> [ABOUT THIS TASK]
Wherever the string "TAFT" shows up in the data below, copy the whole line.
:: INFORMATION SUPPLIED
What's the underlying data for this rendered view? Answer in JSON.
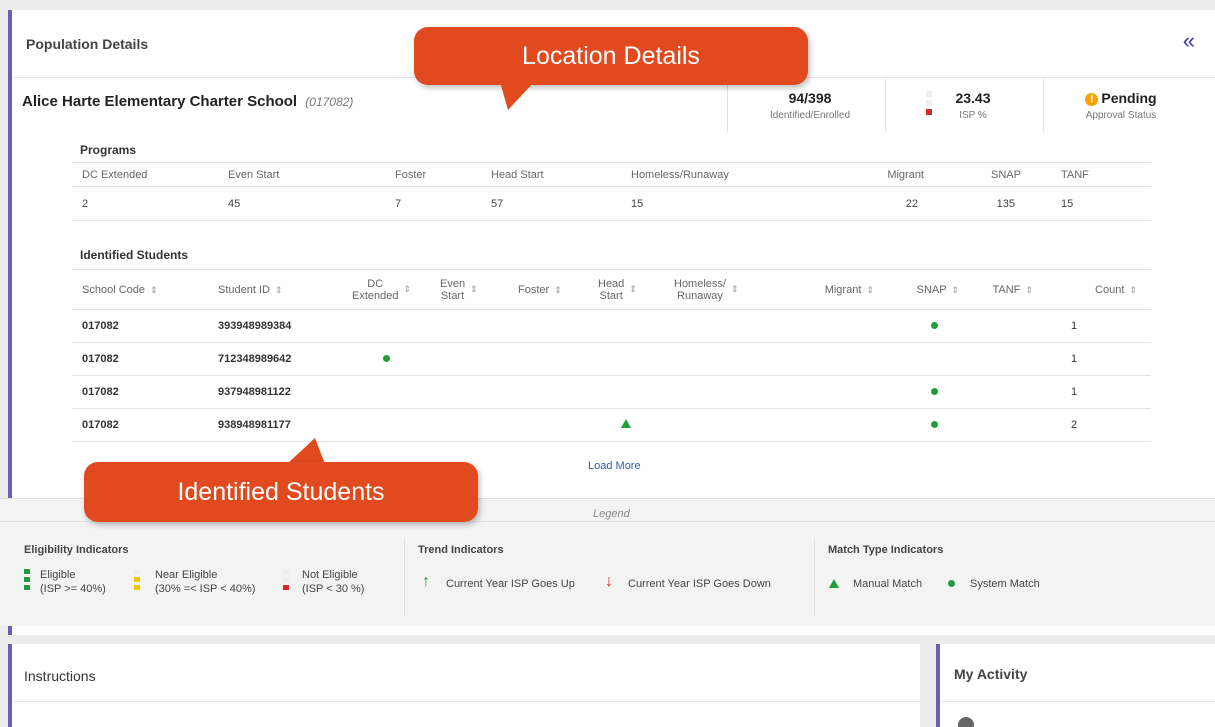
{
  "header": {
    "title": "Population Details",
    "collapse_icon": "double-chevron-left-icon"
  },
  "school": {
    "name": "Alice Harte Elementary Charter School",
    "code": "(017082)"
  },
  "stats": {
    "identified": {
      "value": "94/398",
      "label": "Identified/Enrolled"
    },
    "isp": {
      "value": "23.43",
      "label": "ISP %"
    },
    "approval": {
      "value": "Pending",
      "label": "Approval Status",
      "icon": "!"
    }
  },
  "programs": {
    "title": "Programs",
    "headers": [
      "DC Extended",
      "Even Start",
      "Foster",
      "Head Start",
      "Homeless/Runaway",
      "Migrant",
      "SNAP",
      "TANF"
    ],
    "values": [
      "2",
      "45",
      "7",
      "57",
      "15",
      "22",
      "135",
      "15"
    ]
  },
  "students": {
    "title": "Identified Students",
    "headers": {
      "school_code": "School Code",
      "student_id": "Student ID",
      "dc_line1": "DC",
      "dc_line2": "Extended",
      "even_line1": "Even",
      "even_line2": "Start",
      "foster": "Foster",
      "head_line1": "Head",
      "head_line2": "Start",
      "home_line1": "Homeless/",
      "home_line2": "Runaway",
      "migrant": "Migrant",
      "snap": "SNAP",
      "tanf": "TANF",
      "count": "Count",
      "sort_icon": "⇕"
    },
    "rows": [
      {
        "school_code": "017082",
        "student_id": "393948989384",
        "match": "SNAP system match",
        "count": "1"
      },
      {
        "school_code": "017082",
        "student_id": "712348989642",
        "match": "DC Extended system match",
        "count": "1"
      },
      {
        "school_code": "017082",
        "student_id": "937948981122",
        "match": "SNAP system match",
        "count": "1"
      },
      {
        "school_code": "017082",
        "student_id": "938948981177",
        "match": "Head Start manual match, SNAP system match",
        "count": "2"
      }
    ],
    "load_more": "Load More"
  },
  "legend": {
    "title": "Legend",
    "eligibility": {
      "title": "Eligibility Indicators",
      "eligible_1": "Eligible",
      "eligible_2": "(ISP >= 40%)",
      "near_1": "Near Eligible",
      "near_2": "(30% =< ISP < 40%)",
      "not_1": "Not Eligible",
      "not_2": "(ISP < 30 %)"
    },
    "trend": {
      "title": "Trend Indicators",
      "up": "Current Year ISP Goes Up",
      "down": "Current Year ISP Goes Down"
    },
    "match": {
      "title": "Match Type Indicators",
      "manual": "Manual Match",
      "system": "System Match"
    }
  },
  "instructions": {
    "title": "Instructions"
  },
  "activity": {
    "title": "My Activity"
  },
  "callouts": {
    "location": "Location Details",
    "students": "Identified Students"
  },
  "colors": {
    "accent": "#6b5fb5",
    "callout": "#e04a1e",
    "green": "#1f9e3a",
    "red": "#d9232d",
    "yellow": "#f2c200",
    "link": "#2e5ea8"
  }
}
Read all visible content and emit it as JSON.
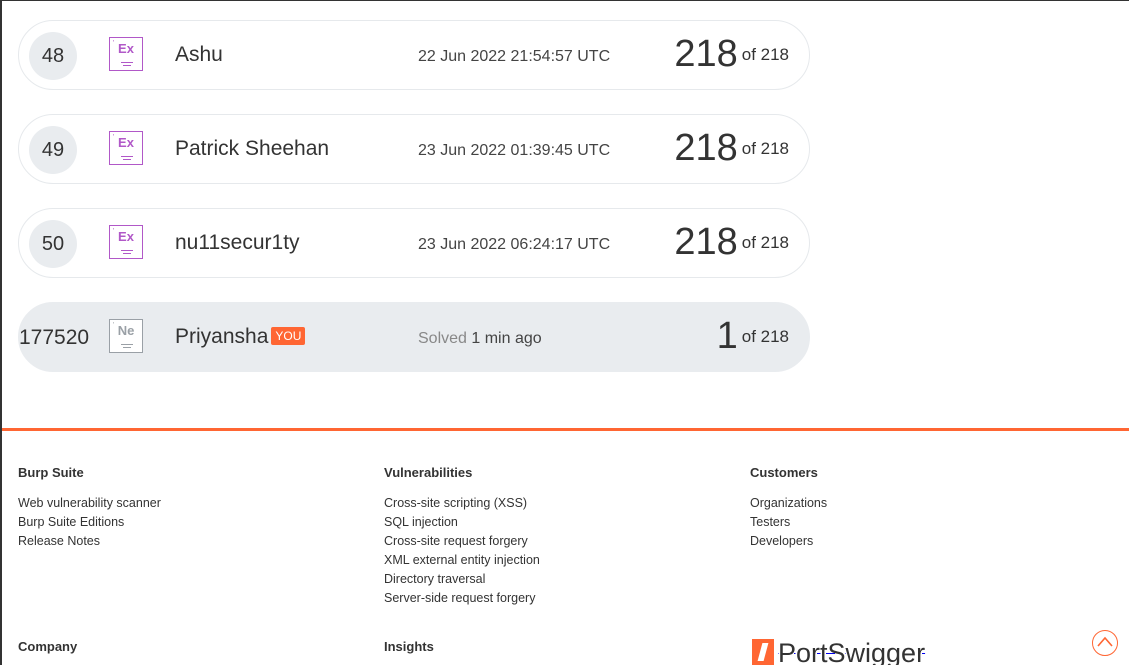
{
  "leaderboard": {
    "rows": [
      {
        "rank": "48",
        "level": "Ex",
        "name": "Ashu",
        "time": "22 Jun 2022 21:54:57 UTC",
        "score": "218",
        "of": "of 218"
      },
      {
        "rank": "49",
        "level": "Ex",
        "name": "Patrick Sheehan",
        "time": "23 Jun 2022 01:39:45 UTC",
        "score": "218",
        "of": "of 218"
      },
      {
        "rank": "50",
        "level": "Ex",
        "name": "nu11secur1ty",
        "time": "23 Jun 2022 06:24:17 UTC",
        "score": "218",
        "of": "of 218"
      }
    ],
    "me": {
      "rank": "177520",
      "level": "Ne",
      "name": "Priyansha",
      "badge": "YOU",
      "solved_label": "Solved",
      "solved_time": "1 min ago",
      "score": "1",
      "of": "of 218"
    }
  },
  "footer": {
    "columns": [
      {
        "heading": "Burp Suite",
        "links": [
          "Web vulnerability scanner",
          "Burp Suite Editions",
          "Release Notes"
        ]
      },
      {
        "heading": "Vulnerabilities",
        "links": [
          "Cross-site scripting (XSS)",
          "SQL injection",
          "Cross-site request forgery",
          "XML external entity injection",
          "Directory traversal",
          "Server-side request forgery"
        ]
      },
      {
        "heading": "Customers",
        "links": [
          "Organizations",
          "Testers",
          "Developers"
        ]
      }
    ],
    "second_row": {
      "company": "Company",
      "insights": "Insights"
    },
    "logo_text": "PortSwigger",
    "logo_icon": "portswigger-logo-icon",
    "scroll_top_icon": "chevron-up-icon"
  },
  "colors": {
    "accent": "#ff6633",
    "expert": "#b158c8",
    "row_bg": "#e9ecef"
  }
}
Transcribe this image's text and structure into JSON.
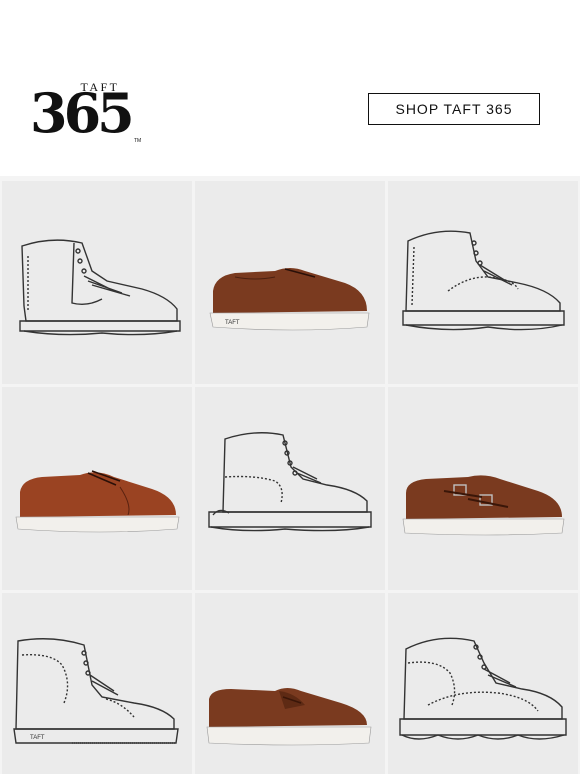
{
  "brand": {
    "logo_small": "TAFT",
    "logo_big": "365",
    "logo_tm": "TM"
  },
  "header": {
    "shop_button_label": "SHOP TAFT 365"
  },
  "products": [
    {
      "name": "white-high-top-boot-sketch",
      "style": "outline",
      "sole_label": ""
    },
    {
      "name": "brown-oxford",
      "style": "brown",
      "sole_label": "TAFT"
    },
    {
      "name": "moc-toe-boot-sketch",
      "style": "outline",
      "sole_label": ""
    },
    {
      "name": "cognac-cap-toe-oxford",
      "style": "cognac",
      "sole_label": ""
    },
    {
      "name": "lace-up-boot-sketch",
      "style": "outline",
      "sole_label": ""
    },
    {
      "name": "brown-double-monk-strap",
      "style": "brown",
      "sole_label": ""
    },
    {
      "name": "wingtip-brogue-boot-sketch",
      "style": "outline",
      "sole_label": "TAFT"
    },
    {
      "name": "brown-penny-loafer",
      "style": "brown",
      "sole_label": ""
    },
    {
      "name": "wingtip-hiking-boot-sketch",
      "style": "outline",
      "sole_label": ""
    }
  ],
  "colors": {
    "brown_leather": "#7a3a1f",
    "cognac_leather": "#9a4322",
    "tile_background": "#ebebeb",
    "outline_stroke": "#333333",
    "sole_white": "#f2f0ec"
  }
}
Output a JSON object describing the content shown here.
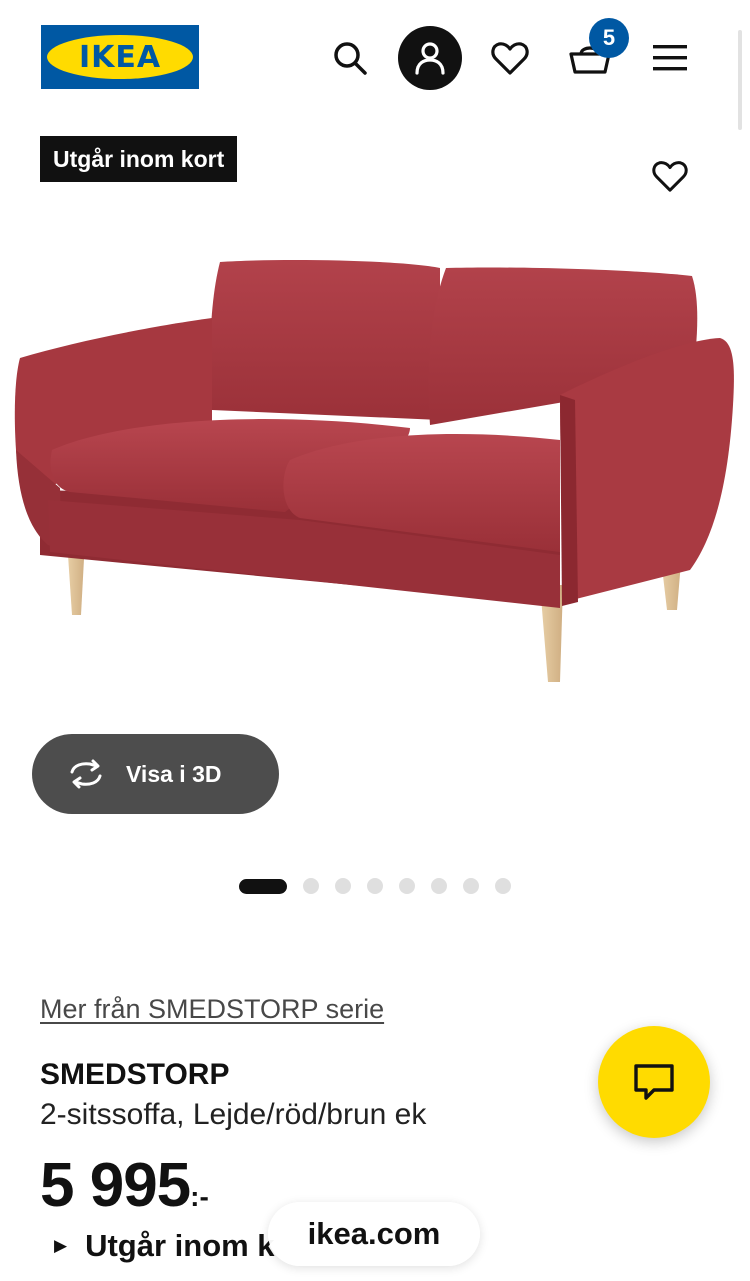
{
  "header": {
    "logo_text": "IKEA",
    "cart_count": "5",
    "icons": [
      "search-icon",
      "account-icon",
      "heart-icon",
      "cart-icon",
      "menu-icon"
    ]
  },
  "product_image": {
    "badge": "Utgår inom kort",
    "view_3d_label": "Visa i 3D",
    "carousel": {
      "total": 8,
      "active": 1
    }
  },
  "product": {
    "series_link": "Mer från SMEDSTORP serie",
    "name": "SMEDSTORP",
    "description": "2-sitssoffa, Lejde/röd/brun ek",
    "price_integer": "5 995",
    "price_suffix": ":-",
    "status": "Utgår inom k"
  },
  "browser": {
    "domain": "ikea.com"
  },
  "colors": {
    "brand_blue": "#0058a3",
    "brand_yellow": "#ffdb00",
    "badge_dark": "#111111",
    "button_grey": "#4d4d4d",
    "sofa_red": "#a8383f"
  }
}
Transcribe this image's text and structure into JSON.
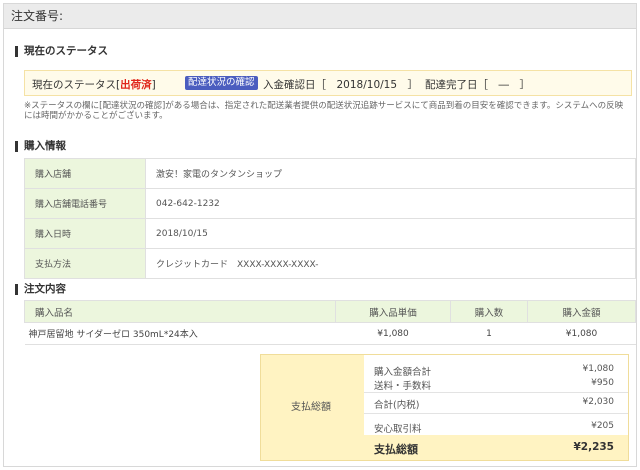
{
  "header": {
    "order_number_label": "注文番号:"
  },
  "status_section": {
    "title": "現在のステータス",
    "status_prefix": "現在のステータス[",
    "status_value": "出荷済",
    "status_suffix": "]",
    "confirm_button": "配達状況の確認",
    "payment_confirmed": "入金確認日［　2018/10/15　］",
    "delivery_completed": "配達完了日［　―　］",
    "note": "※ステータスの欄に[配達状況の確認]がある場合は、指定された配送業者提供の配送状況追跡サービスにて商品到着の目安を確認できます。システムへの反映には時間がかかることがございます。"
  },
  "purchase_info": {
    "title": "購入情報",
    "rows": [
      {
        "label": "購入店舗",
        "value": "激安！家電のタンタンショップ"
      },
      {
        "label": "購入店舗電話番号",
        "value": "042-642-1232"
      },
      {
        "label": "購入日時",
        "value": "2018/10/15"
      },
      {
        "label": "支払方法",
        "value": "クレジットカード　XXXX-XXXX-XXXX-"
      }
    ]
  },
  "order_contents": {
    "title": "注文内容",
    "columns": [
      "購入品名",
      "購入品単価",
      "購入数",
      "購入金額"
    ],
    "items": [
      {
        "name": "神戸居留地 サイダーゼロ 350mL*24本入",
        "unit_price": "¥1,080",
        "qty": "1",
        "amount": "¥1,080"
      }
    ]
  },
  "payment_summary": {
    "label": "支払総額",
    "subtotal_label": "購入金額合計",
    "subtotal": "¥1,080",
    "shipping_label": "送料・手数料",
    "shipping": "¥950",
    "total_tax_label": "合計(内税)",
    "total_tax": "¥2,030",
    "safety_fee_label": "安心取引料",
    "safety_fee": "¥205",
    "grand_total_label": "支払総額",
    "grand_total": "¥2,235"
  },
  "colors": {
    "status_value": "#e0261b",
    "button_bg": "#4b5dbf",
    "label_bg": "#ecf6dd",
    "summary_bg": "#fff3c2"
  }
}
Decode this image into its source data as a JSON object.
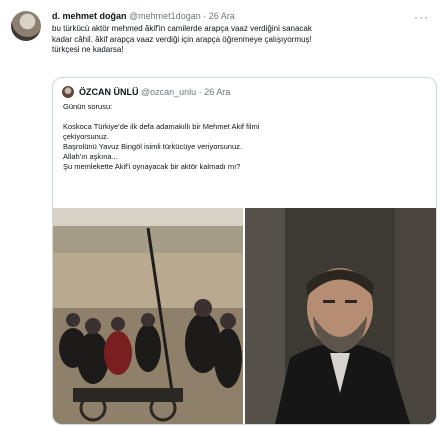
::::
> [SOLUTION FOR THIS TASK]
    "logo_small": "TAFT",
    "shop_button_label": "SHOP TAFT 365"
      "sole_label": "TAFT"
      "sole_label": "TAFT"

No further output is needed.